## Task description
Search the data for the string "title" and gather each line it is in.

## Page and application data records
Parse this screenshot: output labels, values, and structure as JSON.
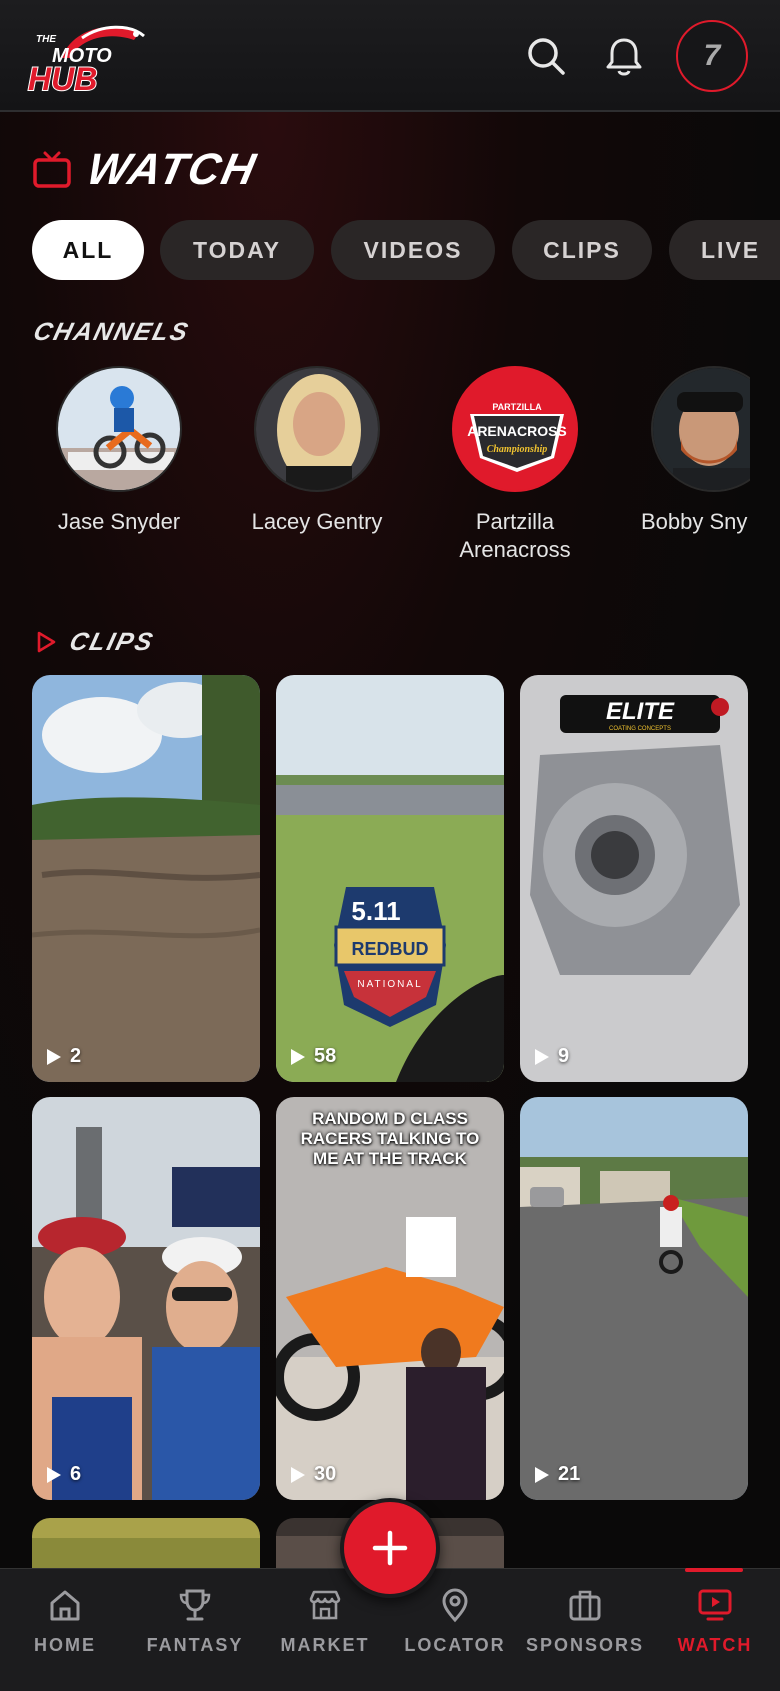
{
  "header": {
    "logo_small": "THE",
    "logo_main": "MOTO",
    "logo_sub": "HUB",
    "avatar_initial": "7"
  },
  "watch": {
    "title": "WATCH",
    "filters": [
      {
        "label": "ALL",
        "active": true
      },
      {
        "label": "TODAY",
        "active": false
      },
      {
        "label": "VIDEOS",
        "active": false
      },
      {
        "label": "CLIPS",
        "active": false
      },
      {
        "label": "LIVE",
        "active": false
      }
    ]
  },
  "channels": {
    "title": "CHANNELS",
    "items": [
      {
        "name": "Jase Snyder"
      },
      {
        "name": "Lacey Gentry"
      },
      {
        "name": "Partzilla Arenacross",
        "name_line1": "Partzilla",
        "name_line2": "Arenacross",
        "logo_lines": [
          "PARTZILLA",
          "ARENACROSS",
          "Championship"
        ]
      },
      {
        "name": "Bobby Sny"
      }
    ]
  },
  "clips": {
    "title": "CLIPS",
    "items": [
      {
        "views": "2"
      },
      {
        "views": "58",
        "badge_lines": [
          "5.11",
          "REDBUD",
          "NATIONAL"
        ]
      },
      {
        "views": "9",
        "badge_lines": [
          "ELITE",
          "COATING CONCEPTS"
        ]
      },
      {
        "views": "6"
      },
      {
        "views": "30",
        "caption": "RANDOM D CLASS RACERS TALKING TO ME AT THE TRACK"
      },
      {
        "views": "21"
      }
    ]
  },
  "nav": {
    "items": [
      {
        "label": "HOME",
        "icon": "home-icon"
      },
      {
        "label": "FANTASY",
        "icon": "trophy-icon"
      },
      {
        "label": "MARKET",
        "icon": "store-icon"
      },
      {
        "label": "LOCATOR",
        "icon": "location-pin-icon"
      },
      {
        "label": "SPONSORS",
        "icon": "briefcase-icon"
      },
      {
        "label": "WATCH",
        "icon": "play-screen-icon",
        "active": true
      }
    ]
  },
  "colors": {
    "accent": "#e01a2b",
    "background": "#0b0a0a",
    "nav_background": "#1c1c1e"
  }
}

## Reply
    "title": "WATCH",
    "title": "CHANNELS",
    "title": "CLIPS",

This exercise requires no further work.